Provided records:
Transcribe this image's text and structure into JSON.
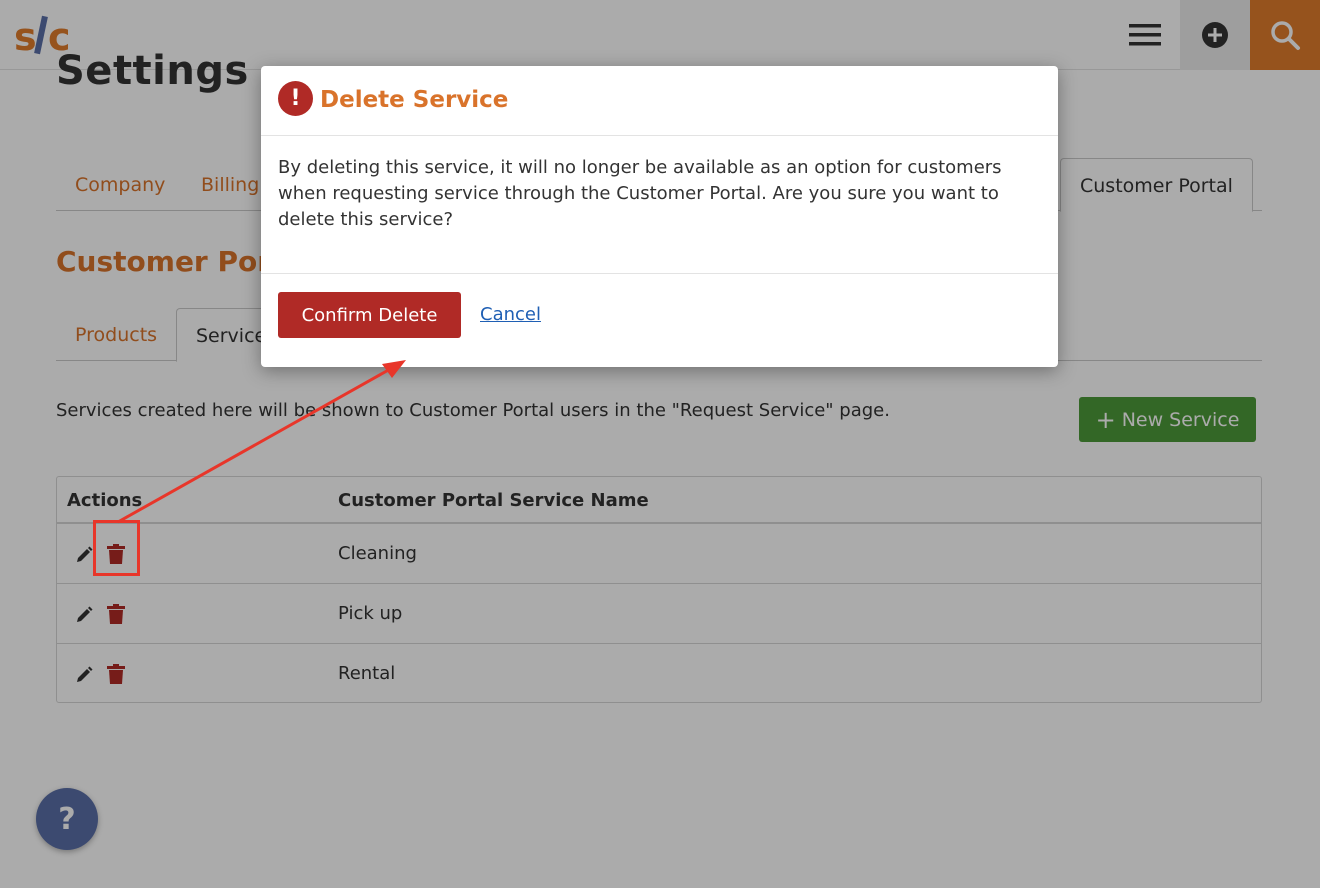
{
  "header": {
    "logo_text": "s/c",
    "colors": {
      "accent": "#e07c2c"
    }
  },
  "page": {
    "title": "Settings",
    "tabs": [
      {
        "label": "Company"
      },
      {
        "label": "Billing"
      },
      {
        "label": "Customer Portal",
        "active": true
      }
    ],
    "section_title": "Customer Portal",
    "subtabs": [
      {
        "label": "Products"
      },
      {
        "label": "Services",
        "active": true
      }
    ],
    "description": "Services created here will be shown to Customer Portal users in the \"Request Service\" page.",
    "new_service_label": "New Service",
    "table": {
      "headers": [
        "Actions",
        "Customer Portal Service Name"
      ],
      "rows": [
        {
          "name": "Cleaning"
        },
        {
          "name": "Pick up"
        },
        {
          "name": "Rental"
        }
      ]
    },
    "help_label": "?"
  },
  "modal": {
    "title": "Delete Service",
    "body": "By deleting this service, it will no longer be available as an option for customers when requesting service through the Customer Portal. Are you sure you want to delete this service?",
    "confirm_label": "Confirm Delete",
    "cancel_label": "Cancel"
  }
}
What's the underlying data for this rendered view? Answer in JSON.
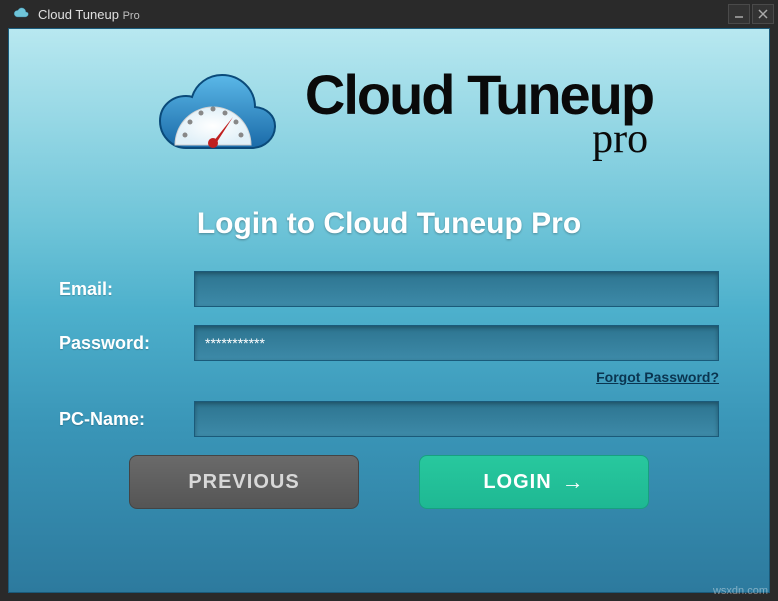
{
  "window": {
    "title_main": "Cloud Tuneup",
    "title_sub": "Pro"
  },
  "logo": {
    "main": "Cloud Tuneup",
    "sub": "pro"
  },
  "heading": "Login to Cloud Tuneup Pro",
  "form": {
    "email_label": "Email:",
    "email_value": "",
    "password_label": "Password:",
    "password_value": "***********",
    "pcname_label": "PC-Name:",
    "pcname_value": "",
    "forgot_password": "Forgot Password?"
  },
  "buttons": {
    "previous": "PREVIOUS",
    "login": "LOGIN"
  },
  "watermark": "wsxdn.com"
}
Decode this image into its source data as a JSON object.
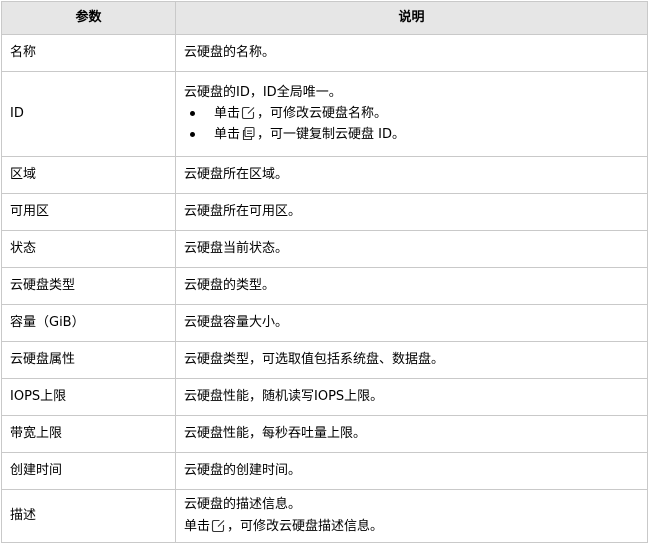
{
  "table": {
    "headers": [
      "参数",
      "说明"
    ],
    "rows": [
      {
        "param": "名称",
        "desc": "云硬盘的名称。"
      },
      {
        "param": "ID",
        "desc_line1": "云硬盘的ID，ID全局唯一。",
        "bullets": [
          {
            "prefix": "单击",
            "icon": "edit-icon",
            "suffix": "，可修改云硬盘名称。"
          },
          {
            "prefix": "单击",
            "icon": "copy-icon",
            "suffix": "，可一键复制云硬盘 ID。"
          }
        ]
      },
      {
        "param": "区域",
        "desc": "云硬盘所在区域。"
      },
      {
        "param": "可用区",
        "desc": "云硬盘所在可用区。"
      },
      {
        "param": "状态",
        "desc": "云硬盘当前状态。"
      },
      {
        "param": "云硬盘类型",
        "desc": "云硬盘的类型。"
      },
      {
        "param": "容量（GiB）",
        "desc": "云硬盘容量大小。"
      },
      {
        "param": "云硬盘属性",
        "desc": "云硬盘类型，可选取值包括系统盘、数据盘。"
      },
      {
        "param": "IOPS上限",
        "desc": "云硬盘性能，随机读写IOPS上限。"
      },
      {
        "param": "带宽上限",
        "desc": "云硬盘性能，每秒吞吐量上限。"
      },
      {
        "param": "创建时间",
        "desc": "云硬盘的创建时间。"
      },
      {
        "param": "描述",
        "desc_line1": "云硬盘的描述信息。",
        "line2": {
          "prefix": "单击",
          "icon": "edit-icon",
          "suffix": "，可修改云硬盘描述信息。"
        }
      }
    ]
  }
}
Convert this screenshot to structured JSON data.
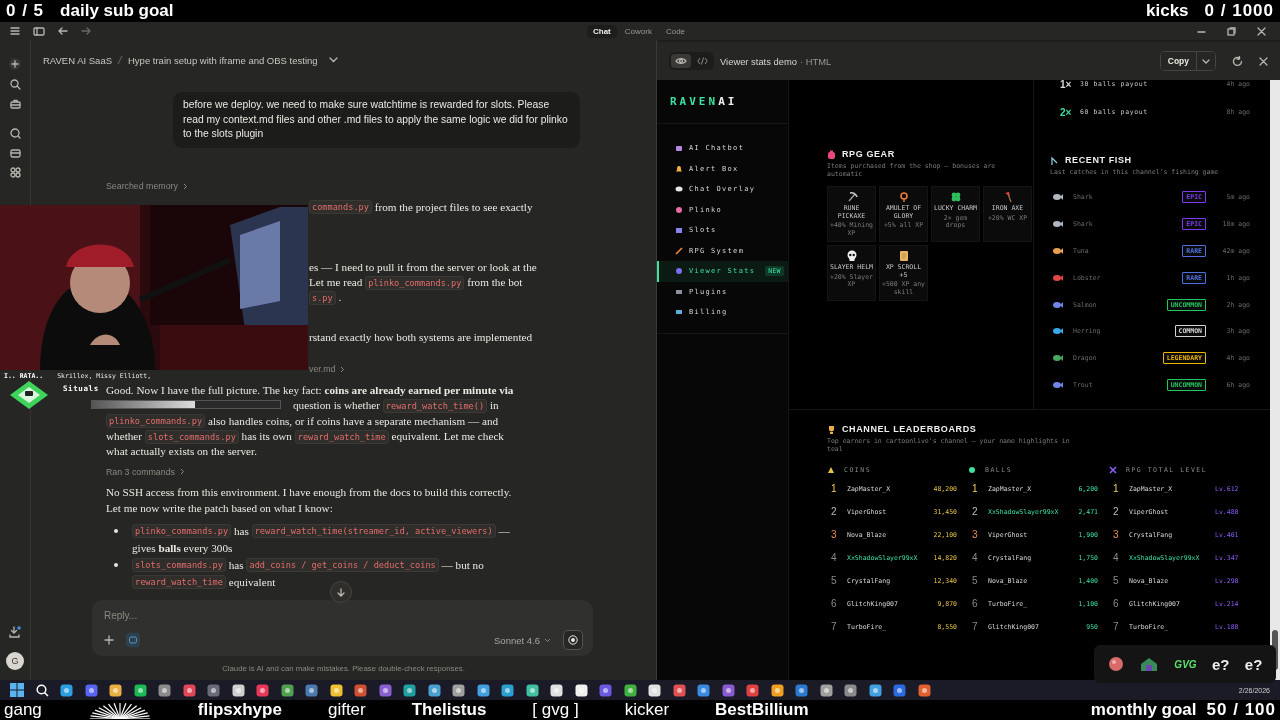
{
  "stream_overlay": {
    "sub_count": "0 / 5",
    "sub_label": "daily sub goal",
    "kicks_label": "kicks",
    "kicks_count": "0 / 1000",
    "ticker": [
      {
        "kind": "text",
        "text": "gang"
      },
      {
        "kind": "logo"
      },
      {
        "kind": "display",
        "text": "flipsxhype"
      },
      {
        "kind": "text",
        "text": "gifter"
      },
      {
        "kind": "display",
        "text": "Thelistus"
      },
      {
        "kind": "text",
        "text": "[ gvg ]"
      },
      {
        "kind": "text",
        "text": "kicker"
      },
      {
        "kind": "display",
        "text": "BestBillium"
      }
    ],
    "monthly_label": "monthly goal",
    "monthly_count": "50 / 100"
  },
  "now_playing": {
    "title": "I.. RATA..",
    "artists": "Skrillex, Missy Elliott,",
    "label": "Situals",
    "level": 0.55
  },
  "app": {
    "tabs": [
      {
        "label": "Chat",
        "selected": true
      },
      {
        "label": "Cowork",
        "selected": false
      },
      {
        "label": "Code",
        "selected": false
      }
    ],
    "breadcrumb": {
      "project": "RAVEN AI SaaS",
      "chat": "Hype train setup with iframe and OBS testing"
    },
    "user_message": "before we deploy. we need to make sure watchtime is rewarded for slots. Please read my context.md files and other .md files to apply the same logic we did for plinko to the slots plugin",
    "blocks": [
      {
        "kind": "step",
        "text": "Searched memory"
      },
      {
        "kind": "camera-para",
        "lines": [
          [
            {
              "kind": "code",
              "text": "commands.py"
            },
            {
              "kind": "text",
              "text": " from the project files to see exactly"
            }
          ]
        ]
      },
      {
        "kind": "camera-para",
        "lines": [
          [
            {
              "kind": "text",
              "text": "es — I need to pull it from the server or look at the"
            }
          ],
          [
            {
              "kind": "text",
              "text": "Let me read "
            },
            {
              "kind": "code",
              "text": "plinko_commands.py"
            },
            {
              "kind": "text",
              "text": " from the bot"
            }
          ],
          [
            {
              "kind": "code",
              "text": "s.py"
            },
            {
              "kind": "text",
              "text": " ."
            }
          ]
        ]
      },
      {
        "kind": "camera-para",
        "lines": [
          [
            {
              "kind": "text",
              "text": "rstand exactly how both systems are implemented"
            }
          ]
        ]
      },
      {
        "kind": "camera-step",
        "text": "ver.md"
      },
      {
        "kind": "para",
        "lines": [
          {
            "kind": "full",
            "segments": [
              {
                "kind": "text",
                "text": "Good. Now I have the full picture. The key fact: **coins are already earned per minute via**"
              }
            ]
          },
          {
            "kind": "partial",
            "segments": [
              {
                "kind": "text",
                "text": "question is whether "
              },
              {
                "kind": "code",
                "text": "reward_watch_time()"
              },
              {
                "kind": "text",
                "text": " in"
              }
            ]
          },
          {
            "kind": "full",
            "segments": [
              {
                "kind": "code",
                "text": "plinko_commands.py"
              },
              {
                "kind": "text",
                "text": " also handles coins, or if coins have a separate mechanism — and"
              }
            ]
          },
          {
            "kind": "full",
            "segments": [
              {
                "kind": "text",
                "text": "whether "
              },
              {
                "kind": "code",
                "text": "slots_commands.py"
              },
              {
                "kind": "text",
                "text": " has its own "
              },
              {
                "kind": "code",
                "text": "reward_watch_time"
              },
              {
                "kind": "text",
                "text": " equivalent. Let me check"
              }
            ]
          },
          {
            "kind": "full",
            "segments": [
              {
                "kind": "text",
                "text": "what actually exists on the server."
              }
            ]
          }
        ]
      },
      {
        "kind": "step",
        "text": "Ran 3 commands"
      },
      {
        "kind": "para",
        "lines": [
          {
            "kind": "full",
            "segments": [
              {
                "kind": "text",
                "text": "No SSH access from this environment. I have enough from the docs to build this correctly."
              }
            ]
          },
          {
            "kind": "full",
            "segments": [
              {
                "kind": "text",
                "text": "Let me now write the patch based on what I know:"
              }
            ]
          }
        ]
      },
      {
        "kind": "bullets",
        "items": [
          {
            "lines": [
              [
                {
                  "kind": "code",
                  "text": "plinko_commands.py"
                },
                {
                  "kind": "text",
                  "text": " has "
                },
                {
                  "kind": "code",
                  "text": "reward_watch_time(streamer_id, active_viewers)"
                },
                {
                  "kind": "text",
                  "text": " —"
                }
              ],
              [
                {
                  "kind": "text",
                  "text": "gives **balls** every 300s"
                }
              ]
            ]
          },
          {
            "lines": [
              [
                {
                  "kind": "code",
                  "text": "slots_commands.py"
                },
                {
                  "kind": "text",
                  "text": " has "
                },
                {
                  "kind": "code",
                  "text": "add_coins / get_coins / deduct_coins"
                },
                {
                  "kind": "text",
                  "text": " — but no"
                }
              ],
              [
                {
                  "kind": "code",
                  "text": "reward_watch_time"
                },
                {
                  "kind": "text",
                  "text": " equivalent"
                }
              ]
            ]
          }
        ]
      }
    ],
    "input": {
      "placeholder": "Reply...",
      "model": "Sonnet 4.6"
    },
    "disclaimer": "Claude is AI and can make mistakes. Please double-check responses.",
    "avatar": "G"
  },
  "artifact": {
    "view_modes": [
      {
        "kind": "preview",
        "selected": true
      },
      {
        "kind": "code",
        "selected": false
      }
    ],
    "title": "Viewer stats demo",
    "type": "· HTML",
    "copy": "Copy",
    "logo": {
      "main": "RAVEN",
      "accent": "AI"
    },
    "nav": [
      {
        "label": "AI Chatbot",
        "selected": false
      },
      {
        "label": "Alert Box",
        "selected": false
      },
      {
        "label": "Chat Overlay",
        "selected": false
      },
      {
        "label": "Plinko",
        "selected": false
      },
      {
        "label": "Slots",
        "selected": false
      },
      {
        "label": "RPG System",
        "selected": false
      },
      {
        "label": "Viewer Stats",
        "selected": true,
        "badge": "NEW"
      },
      {
        "label": "Plugins",
        "selected": false
      },
      {
        "label": "Billing",
        "selected": false
      }
    ],
    "payouts": [
      {
        "multiplier": "1×",
        "text": "30 balls payout",
        "time": "4h ago",
        "color": "#d9d9d9"
      },
      {
        "multiplier": "2×",
        "text": "60 balls payout",
        "time": "8h ago",
        "color": "#3ee0a0"
      }
    ],
    "gear": {
      "title": "RPG GEAR",
      "subtitle": "Items purchased from the shop — bonuses are automatic",
      "items": [
        {
          "name": "RUNE PICKAXE",
          "bonus": "+40% Mining XP"
        },
        {
          "name": "AMULET OF GLORY",
          "bonus": "+5% all XP"
        },
        {
          "name": "LUCKY CHARM",
          "bonus": "2× gem drops"
        },
        {
          "name": "IRON AXE",
          "bonus": "+20% WC XP"
        },
        {
          "name": "SLAYER HELM",
          "bonus": "+20% Slayer XP"
        },
        {
          "name": "XP SCROLL +5",
          "bonus": "+500 XP any skill"
        }
      ]
    },
    "fish": {
      "title": "RECENT FISH",
      "subtitle": "Last catches in this channel's fishing game",
      "rows": [
        {
          "name": "Shark",
          "rarity": "EPIC",
          "color": "#7c3aed",
          "time": "5m ago"
        },
        {
          "name": "Shark",
          "rarity": "EPIC",
          "color": "#7c3aed",
          "time": "18m ago"
        },
        {
          "name": "Tuna",
          "rarity": "RARE",
          "color": "#4f6fe0",
          "time": "42m ago"
        },
        {
          "name": "Lobster",
          "rarity": "RARE",
          "color": "#4f6fe0",
          "time": "1h ago"
        },
        {
          "name": "Salmon",
          "rarity": "UNCOMMON",
          "color": "#22c55e",
          "time": "2h ago"
        },
        {
          "name": "Herring",
          "rarity": "COMMON",
          "color": "#d4d4d4",
          "time": "3h ago"
        },
        {
          "name": "Dragon",
          "rarity": "LEGENDARY",
          "color": "#eab308",
          "time": "4h ago"
        },
        {
          "name": "Trout",
          "rarity": "UNCOMMON",
          "color": "#22c55e",
          "time": "6h ago"
        }
      ]
    },
    "leaderboards": {
      "title": "CHANNEL LEADERBOARDS",
      "subtitle": "Top earners in cartoonlive's channel — your name highlights in teal",
      "columns": [
        {
          "title": "COINS",
          "color": "#e8c547",
          "rows": [
            {
              "rank": "1",
              "name": "ZapMaster_X",
              "value": "48,200",
              "you": false
            },
            {
              "rank": "2",
              "name": "ViperGhost",
              "value": "31,450",
              "you": false
            },
            {
              "rank": "3",
              "name": "Nova_Blaze",
              "value": "22,100",
              "you": false
            },
            {
              "rank": "4",
              "name": "XxShadowSlayer99xX",
              "value": "14,820",
              "you": true
            },
            {
              "rank": "5",
              "name": "CrystalFang",
              "value": "12,340",
              "you": false
            },
            {
              "rank": "6",
              "name": "GlitchKing007",
              "value": "9,870",
              "you": false
            },
            {
              "rank": "7",
              "name": "TurboFire_",
              "value": "8,550",
              "you": false
            }
          ]
        },
        {
          "title": "BALLS",
          "color": "#3ee0a0",
          "rows": [
            {
              "rank": "1",
              "name": "ZapMaster_X",
              "value": "6,200",
              "you": false
            },
            {
              "rank": "2",
              "name": "XxShadowSlayer99xX",
              "value": "2,471",
              "you": true
            },
            {
              "rank": "3",
              "name": "ViperGhost",
              "value": "1,900",
              "you": false
            },
            {
              "rank": "4",
              "name": "CrystalFang",
              "value": "1,750",
              "you": false
            },
            {
              "rank": "5",
              "name": "Nova_Blaze",
              "value": "1,400",
              "you": false
            },
            {
              "rank": "6",
              "name": "TurboFire_",
              "value": "1,100",
              "you": false
            },
            {
              "rank": "7",
              "name": "GlitchKing007",
              "value": "950",
              "you": false
            }
          ]
        },
        {
          "title": "RPG TOTAL LEVEL",
          "color": "#8b5cf6",
          "rows": [
            {
              "rank": "1",
              "name": "ZapMaster_X",
              "value": "Lv.612",
              "you": false
            },
            {
              "rank": "2",
              "name": "ViperGhost",
              "value": "Lv.480",
              "you": false
            },
            {
              "rank": "3",
              "name": "CrystalFang",
              "value": "Lv.401",
              "you": false
            },
            {
              "rank": "4",
              "name": "XxShadowSlayer99xX",
              "value": "Lv.347",
              "you": true
            },
            {
              "rank": "5",
              "name": "Nova_Blaze",
              "value": "Lv.290",
              "you": false
            },
            {
              "rank": "6",
              "name": "GlitchKing007",
              "value": "Lv.214",
              "you": false
            },
            {
              "rank": "7",
              "name": "TurboFire_",
              "value": "Lv.188",
              "you": false
            }
          ]
        }
      ]
    }
  },
  "tray_overlay": {
    "badge": "GVG",
    "labels": [
      "e?",
      "e?"
    ]
  },
  "taskbar": {
    "date": "2/26/2026"
  }
}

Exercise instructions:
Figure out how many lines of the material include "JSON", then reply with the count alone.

Answer to the problem:
4